The best outcomes possible for every child
Asking tough questions is something Hsu doesn’t mind doing.
“Every day, we ask ourselves, ‘What are the pressing questions families want answers to?’ And then we determine how we can work quickly and collaboratively, leveraging registries and big data, to find out the answers,” Hsu said.
One of those questions revolves around ideal outcomes post-transplant. An ideal outcome means a child is living with their organ and has not been retransplanted, doesn’t have cancer and doesn’t have rejection.
Seattle Children’s providers are among the most experienced liver transplant surgeons in the U.S., and the outcomes of patients who receive liver transplants are among the best in the nation.
“We know about 30% of children have that ideal outcome 10 years after transplant,” Hsu said.
But the question that keeps Hsu up at night is, why don’t all children have that outcome?
One of the most powerful indicators, according to Hsu, is race.
“We need to know what puts these kids at risk and address them so we can treat the whole patient and their circumstances and not just their disease,” Hsu said. “These are some big problems – societal problems are big problems but that doesn’t mean we shouldn’t look at them or try to solve them.”
Through advocacy, Hsu has used her skills to change policy and believes that she, with the community, can work together to change the world so that kids can have better outcomes.
“The bottom line is that liver transplantation is a miracle,” Hsu said. “You take a kid who is basically right at the edge, almost dying. You grab them back from the jaws of death and give them a liver transplant, and they are essentially restored to life.”
But today, kids are dying waiting.
“When I started my work about 10 years ago, I asked the questions, ‘Why are some kids getting this and others not? Why doesn’t every child have the opportunity to live an amazing life and experience that miracle?’” Hsu said. “It didn’t take very long in doing research to find out that there are some kids who have a leg up, and there are some specifically disadvantaged kids. That goes against the grain of why we show up to do the work we do. That shouldn’t be happening. So, I will keep asking, ‘Why? Why isn’t there change?’”
Throughout her career, Hsu says she has heard plenty of answers to her questions. However, she can’t accept them.

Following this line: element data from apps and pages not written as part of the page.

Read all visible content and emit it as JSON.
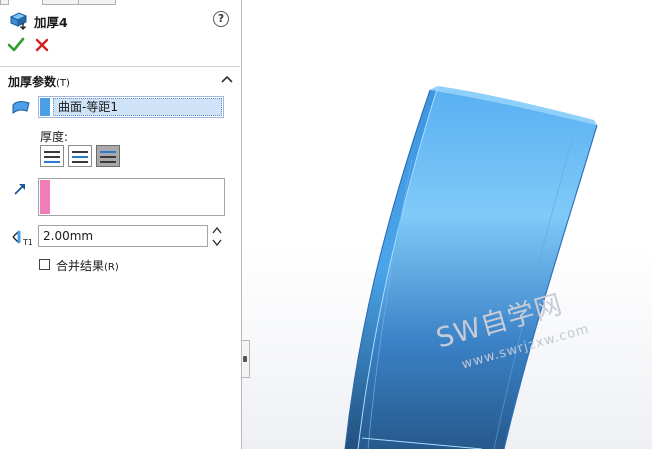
{
  "feature": {
    "title": "加厚4",
    "help_icon": "help-icon",
    "confirm_icon": "checkmark-icon",
    "cancel_icon": "close-icon"
  },
  "parameters": {
    "section_title": "加厚参数",
    "section_shortcut": "(T)",
    "face_to_thicken": "曲面-等距1",
    "thickness_side_label": "厚度:",
    "thickness_side_options": [
      "side-1",
      "both-sides",
      "side-2"
    ],
    "selected_side": "side-2",
    "thickness_value": "2.00mm",
    "merge_result_label": "合并结果",
    "merge_result_shortcut": "(R)",
    "merge_result_checked": false
  },
  "viewport": {
    "watermark_main": "SW自学网",
    "watermark_sub": "www.swrjzxw.com"
  },
  "colors": {
    "face_selection": "#4a9fe8",
    "direction_selection": "#f07cb8",
    "part_top": "#5fb6f5",
    "part_bottom": "#2d5e92"
  }
}
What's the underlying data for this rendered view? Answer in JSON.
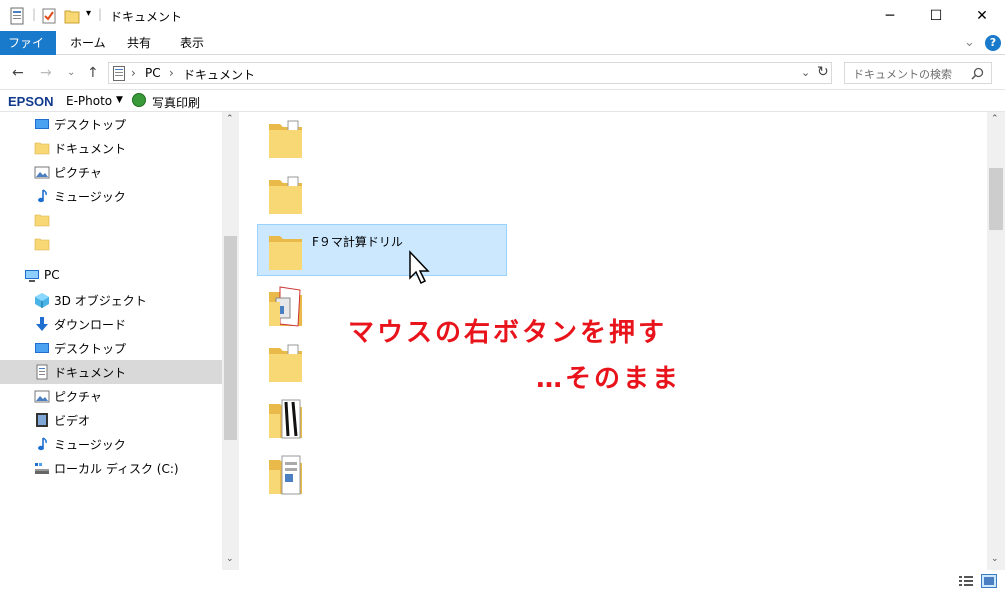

“The answer to the why is often racism,” Hsu said. “It’s structural racism, institutional racism, interpersonal racism that makes it so one child lives while another dies. I think that at my root, I can’t accept that. I’ve been told, ‘good luck,’ or ‘you have to be patient’ – but I simply don’t find those answers acceptable. We did change the policy for pediatric allocation for livers. There’s some distance to go, and we need to continue that important work. It’s not impossible – it’s not easy, but it’s not impossible.”
Hsu says she hopes to see strides forward in her life.
“I would like to think that things will change, or at least I have died trying to make a change,” she said.
Training the next generation
“Our overwhelming drive is to provide excellent clinical care, further medical knowledge and train the future generation of leaders in pediatric gastroenterology and hepatology,” Hsu said. “That’s our mission. What we’re saying is all those things tie into each other and enhance each other. Our research enhances our clinical care, our clinical care enhances research and everything we do is intertwined around those three basic missions.”
The goal of the team is to provide the best care possible and to help every child get back to growing, learning and doing what they love best – being a kid.
Hsu says she also wants to incorporate an equity lens into everything they do.
“It all starts with research,” Hsu said. “What we want to do is continue to do all of the amazing work we’re already doing but also push boundaries.”
“I believe that thriving academic physicians provide excellent care,” Hsu said. “If they are thriving – if they can love their jobs – the care and research they provide will be much more excellent.”
As the division chief, Hsu says she is excited to help make that vision a reality – to help others thrive, so children can thrive too.